PROBLEM DETAILS: Retype every entry precisely and keep each line whole.

DATA LISTING:

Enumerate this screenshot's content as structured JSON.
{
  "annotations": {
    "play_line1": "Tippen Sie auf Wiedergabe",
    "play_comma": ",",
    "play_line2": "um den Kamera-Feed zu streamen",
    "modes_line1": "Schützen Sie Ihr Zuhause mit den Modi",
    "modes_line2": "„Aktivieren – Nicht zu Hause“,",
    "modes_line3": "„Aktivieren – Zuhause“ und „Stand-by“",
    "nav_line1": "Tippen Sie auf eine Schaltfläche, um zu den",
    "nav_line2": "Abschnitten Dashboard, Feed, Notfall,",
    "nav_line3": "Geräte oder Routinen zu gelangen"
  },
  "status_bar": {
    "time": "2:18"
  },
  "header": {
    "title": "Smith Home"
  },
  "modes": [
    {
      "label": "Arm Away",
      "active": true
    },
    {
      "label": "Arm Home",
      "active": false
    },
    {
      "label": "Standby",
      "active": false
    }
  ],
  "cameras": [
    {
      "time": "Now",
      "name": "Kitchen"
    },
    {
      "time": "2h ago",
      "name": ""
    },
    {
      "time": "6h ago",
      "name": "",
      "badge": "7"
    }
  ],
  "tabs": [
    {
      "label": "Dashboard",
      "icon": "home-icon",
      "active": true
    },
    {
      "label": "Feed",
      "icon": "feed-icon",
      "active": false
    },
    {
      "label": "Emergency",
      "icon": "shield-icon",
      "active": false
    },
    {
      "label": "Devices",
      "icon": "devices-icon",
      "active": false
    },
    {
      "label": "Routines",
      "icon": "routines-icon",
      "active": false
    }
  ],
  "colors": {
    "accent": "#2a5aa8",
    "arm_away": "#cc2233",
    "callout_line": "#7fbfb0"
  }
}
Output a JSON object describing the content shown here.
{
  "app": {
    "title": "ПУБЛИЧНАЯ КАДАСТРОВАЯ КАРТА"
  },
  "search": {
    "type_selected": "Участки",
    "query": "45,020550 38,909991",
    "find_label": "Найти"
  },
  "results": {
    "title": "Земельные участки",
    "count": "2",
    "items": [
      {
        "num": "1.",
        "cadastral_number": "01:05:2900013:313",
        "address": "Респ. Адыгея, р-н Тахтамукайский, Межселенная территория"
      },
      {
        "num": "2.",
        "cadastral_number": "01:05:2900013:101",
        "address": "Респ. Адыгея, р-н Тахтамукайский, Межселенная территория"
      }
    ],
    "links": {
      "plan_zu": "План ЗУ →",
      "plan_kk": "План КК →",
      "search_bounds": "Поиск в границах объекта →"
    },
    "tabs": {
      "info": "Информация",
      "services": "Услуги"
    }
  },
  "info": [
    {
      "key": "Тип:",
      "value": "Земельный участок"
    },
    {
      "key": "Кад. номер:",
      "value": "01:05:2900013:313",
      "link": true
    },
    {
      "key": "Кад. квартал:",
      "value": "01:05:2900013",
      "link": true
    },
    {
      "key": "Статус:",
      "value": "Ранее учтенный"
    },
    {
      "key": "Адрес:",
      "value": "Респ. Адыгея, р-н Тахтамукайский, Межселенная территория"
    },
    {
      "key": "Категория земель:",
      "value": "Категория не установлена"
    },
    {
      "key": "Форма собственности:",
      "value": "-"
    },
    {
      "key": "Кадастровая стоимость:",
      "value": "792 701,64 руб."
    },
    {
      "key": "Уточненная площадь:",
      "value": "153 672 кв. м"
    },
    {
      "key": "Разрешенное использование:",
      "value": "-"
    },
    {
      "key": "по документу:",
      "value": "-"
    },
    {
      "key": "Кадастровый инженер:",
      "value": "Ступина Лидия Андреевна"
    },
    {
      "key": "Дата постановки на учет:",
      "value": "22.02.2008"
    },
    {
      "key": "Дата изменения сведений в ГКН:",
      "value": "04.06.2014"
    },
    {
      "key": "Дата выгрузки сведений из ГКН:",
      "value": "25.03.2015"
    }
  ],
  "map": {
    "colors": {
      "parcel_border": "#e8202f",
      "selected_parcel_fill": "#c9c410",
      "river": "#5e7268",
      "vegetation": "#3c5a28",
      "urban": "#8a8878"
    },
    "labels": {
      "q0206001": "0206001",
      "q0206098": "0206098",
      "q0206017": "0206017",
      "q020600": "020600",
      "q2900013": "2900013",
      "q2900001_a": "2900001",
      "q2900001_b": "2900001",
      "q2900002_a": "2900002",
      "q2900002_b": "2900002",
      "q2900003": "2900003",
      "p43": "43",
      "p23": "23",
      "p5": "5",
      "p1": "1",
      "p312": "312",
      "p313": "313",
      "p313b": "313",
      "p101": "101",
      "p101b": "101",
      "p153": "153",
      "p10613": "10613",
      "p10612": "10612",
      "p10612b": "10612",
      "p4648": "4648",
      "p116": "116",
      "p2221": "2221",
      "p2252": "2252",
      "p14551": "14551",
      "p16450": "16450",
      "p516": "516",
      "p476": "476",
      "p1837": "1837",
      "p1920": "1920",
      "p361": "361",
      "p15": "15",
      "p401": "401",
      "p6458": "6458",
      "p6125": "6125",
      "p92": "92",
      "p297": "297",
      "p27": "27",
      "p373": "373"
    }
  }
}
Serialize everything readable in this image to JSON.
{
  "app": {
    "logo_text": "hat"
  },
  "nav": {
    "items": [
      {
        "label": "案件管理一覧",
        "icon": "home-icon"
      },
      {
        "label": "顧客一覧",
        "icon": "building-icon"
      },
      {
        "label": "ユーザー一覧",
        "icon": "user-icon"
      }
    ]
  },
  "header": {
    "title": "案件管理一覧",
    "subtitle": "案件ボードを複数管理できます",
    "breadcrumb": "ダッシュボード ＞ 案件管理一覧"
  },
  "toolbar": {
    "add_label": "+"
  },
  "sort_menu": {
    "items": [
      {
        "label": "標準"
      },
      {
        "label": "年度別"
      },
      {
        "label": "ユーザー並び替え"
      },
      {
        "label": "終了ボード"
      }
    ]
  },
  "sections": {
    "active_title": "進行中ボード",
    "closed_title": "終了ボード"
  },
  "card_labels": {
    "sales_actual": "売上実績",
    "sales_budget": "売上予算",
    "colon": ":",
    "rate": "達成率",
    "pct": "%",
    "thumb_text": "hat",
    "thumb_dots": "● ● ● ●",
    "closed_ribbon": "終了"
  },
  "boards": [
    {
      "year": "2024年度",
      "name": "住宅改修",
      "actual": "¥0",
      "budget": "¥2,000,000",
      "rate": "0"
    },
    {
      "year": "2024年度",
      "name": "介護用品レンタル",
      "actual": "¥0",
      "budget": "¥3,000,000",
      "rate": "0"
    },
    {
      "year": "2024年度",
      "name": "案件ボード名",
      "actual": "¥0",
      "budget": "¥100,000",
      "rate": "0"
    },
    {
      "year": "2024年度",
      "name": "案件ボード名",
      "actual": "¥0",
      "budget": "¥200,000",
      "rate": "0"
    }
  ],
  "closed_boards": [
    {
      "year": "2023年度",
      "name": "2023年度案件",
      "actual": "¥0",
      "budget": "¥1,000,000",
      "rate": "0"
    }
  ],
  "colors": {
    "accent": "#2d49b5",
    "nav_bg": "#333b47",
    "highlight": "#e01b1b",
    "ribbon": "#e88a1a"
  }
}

TASK OUTPUT:
Enumerate this screenshot's content as structured JSON.
{
  "annotations": {
    "play_line1": "Tippen Sie auf Wiedergabe",
    "play_comma": ",",
    "play_line2": "um den Kamera-Feed zu streamen",
    "modes_line1": "Schützen Sie Ihr Zuhause mit den Modi",
    "modes_line2": "„Aktivieren – Nicht zu Hause“,",
    "modes_line3": "„Aktivieren – Zuhause“ und „Stand-by“",
    "nav_line1": "Tippen Sie auf eine Schaltfläche, um zu den",
    "nav_line2": "Abschnitten Dashboard, Feed, Notfall,",
    "nav_line3": "Geräte oder Routinen zu gelangen"
  },
  "status_bar": {
    "time": "2:18"
  },
  "header": {
    "title": "Smith Home"
  },
  "modes": [
    {
      "label": "Arm Away",
      "active": true
    },
    {
      "label": "Arm Home",
      "active": false
    },
    {
      "label": "Standby",
      "active": false
    }
  ],
  "cameras": [
    {
      "time": "Now",
      "name": "Kitchen"
    },
    {
      "time": "2h ago",
      "name": ""
    },
    {
      "time": "6h ago",
      "name": "",
      "badge": "7"
    }
  ],
  "tabs": [
    {
      "label": "Dashboard",
      "icon": "home-icon",
      "active": true
    },
    {
      "label": "Feed",
      "icon": "feed-icon",
      "active": false
    },
    {
      "label": "Emergency",
      "icon": "shield-icon",
      "active": false
    },
    {
      "label": "Devices",
      "icon": "devices-icon",
      "active": false
    },
    {
      "label": "Routines",
      "icon": "routines-icon",
      "active": false
    }
  ],
  "colors": {
    "accent": "#2a5aa8",
    "arm_away": "#cc2233",
    "callout_line": "#7fbfb0"
  }
}
Output a JSON object describing the content shown here.
{
  "app": {
    "title": "ПУБЛИЧНАЯ КАДАСТРОВАЯ КАРТА"
  },
  "search": {
    "type_selected": "Участки",
    "query": "45,020550 38,909991",
    "find_label": "Найти"
  },
  "results": {
    "title": "Земельные участки",
    "count": "2",
    "items": [
      {
        "num": "1.",
        "cadastral_number": "01:05:2900013:313",
        "address": "Респ. Адыгея, р-н Тахтамукайский, Межселенная территория"
      },
      {
        "num": "2.",
        "cadastral_number": "01:05:2900013:101",
        "address": "Респ. Адыгея, р-н Тахтамукайский, Межселенная территория"
      }
    ],
    "links": {
      "plan_zu": "План ЗУ →",
      "plan_kk": "План КК →",
      "search_bounds": "Поиск в границах объекта →"
    },
    "tabs": {
      "info": "Информация",
      "services": "Услуги"
    }
  },
  "info": [
    {
      "key": "Тип:",
      "value": "Земельный участок"
    },
    {
      "key": "Кад. номер:",
      "value": "01:05:2900013:313",
      "link": true
    },
    {
      "key": "Кад. квартал:",
      "value": "01:05:2900013",
      "link": true
    },
    {
      "key": "Статус:",
      "value": "Ранее учтенный"
    },
    {
      "key": "Адрес:",
      "value": "Респ. Адыгея, р-н Тахтамукайский, Межселенная территория"
    },
    {
      "key": "Категория земель:",
      "value": "Категория не установлена"
    },
    {
      "key": "Форма собственности:",
      "value": "-"
    },
    {
      "key": "Кадастровая стоимость:",
      "value": "792 701,64 руб."
    },
    {
      "key": "Уточненная площадь:",
      "value": "153 672 кв. м"
    },
    {
      "key": "Разрешенное использование:",
      "value": "-"
    },
    {
      "key": "по документу:",
      "value": "-"
    },
    {
      "key": "Кадастровый инженер:",
      "value": "Ступина Лидия Андреевна"
    },
    {
      "key": "Дата постановки на учет:",
      "value": "22.02.2008"
    },
    {
      "key": "Дата изменения сведений в ГКН:",
      "value": "04.06.2014"
    },
    {
      "key": "Дата выгрузки сведений из ГКН:",
      "value": "25.03.2015"
    }
  ],
  "map": {
    "colors": {
      "parcel_border": "#e8202f",
      "selected_parcel_fill": "#c9c410",
      "river": "#5e7268",
      "vegetation": "#3c5a28",
      "urban": "#8a8878"
    },
    "labels": {
      "q0206001": "0206001",
      "q0206098": "0206098",
      "q0206017": "0206017",
      "q020600": "020600",
      "q2900013": "2900013",
      "q2900001_a": "2900001",
      "q2900001_b": "2900001",
      "q2900002_a": "2900002",
      "q2900002_b": "2900002",
      "q2900003": "2900003",
      "p43": "43",
      "p23": "23",
      "p5": "5",
      "p1": "1",
      "p312": "312",
      "p313": "313",
      "p313b": "313",
      "p101": "101",
      "p101b": "101",
      "p153": "153",
      "p10613": "10613",
      "p10612": "10612",
      "p10612b": "10612",
      "p4648": "4648",
      "p116": "116",
      "p2221": "2221",
      "p2252": "2252",
      "p14551": "14551",
      "p16450": "16450",
      "p516": "516",
      "p476": "476",
      "p1837": "1837",
      "p1920": "1920",
      "p361": "361",
      "p15": "15",
      "p401": "401",
      "p6458": "6458",
      "p6125": "6125",
      "p92": "92",
      "p297": "297",
      "p27": "27",
      "p373": "373"
    }
  }
}
Serialize everything readable in this image to JSON.
{
  "app": {
    "logo_text": "hat"
  },
  "nav": {
    "items": [
      {
        "label": "案件管理一覧",
        "icon": "home-icon"
      },
      {
        "label": "顧客一覧",
        "icon": "building-icon"
      },
      {
        "label": "ユーザー一覧",
        "icon": "user-icon"
      }
    ]
  },
  "header": {
    "title": "案件管理一覧",
    "subtitle": "案件ボードを複数管理できます",
    "breadcrumb": "ダッシュボード ＞ 案件管理一覧"
  },
  "toolbar": {
    "add_label": "+"
  },
  "sort_menu": {
    "items": [
      {
        "label": "標準"
      },
      {
        "label": "年度別"
      },
      {
        "label": "ユーザー並び替え"
      },
      {
        "label": "終了ボード"
      }
    ]
  },
  "sections": {
    "active_title": "進行中ボード",
    "closed_title": "終了ボード"
  },
  "card_labels": {
    "sales_actual": "売上実績",
    "sales_budget": "売上予算",
    "colon": ":",
    "rate": "達成率",
    "pct": "%",
    "thumb_text": "hat",
    "thumb_dots": "● ● ● ●",
    "closed_ribbon": "終了"
  },
  "boards": [
    {
      "year": "2024年度",
      "name": "住宅改修",
      "actual": "¥0",
      "budget": "¥2,000,000",
      "rate": "0"
    },
    {
      "year": "2024年度",
      "name": "介護用品レンタル",
      "actual": "¥0",
      "budget": "¥3,000,000",
      "rate": "0"
    },
    {
      "year": "2024年度",
      "name": "案件ボード名",
      "actual": "¥0",
      "budget": "¥100,000",
      "rate": "0"
    },
    {
      "year": "2024年度",
      "name": "案件ボード名",
      "actual": "¥0",
      "budget": "¥200,000",
      "rate": "0"
    }
  ],
  "closed_boards": [
    {
      "year": "2023年度",
      "name": "2023年度案件",
      "actual": "¥0",
      "budget": "¥1,000,000",
      "rate": "0"
    }
  ],
  "colors": {
    "accent": "#2d49b5",
    "nav_bg": "#333b47",
    "highlight": "#e01b1b",
    "ribbon": "#e88a1a"
  }
}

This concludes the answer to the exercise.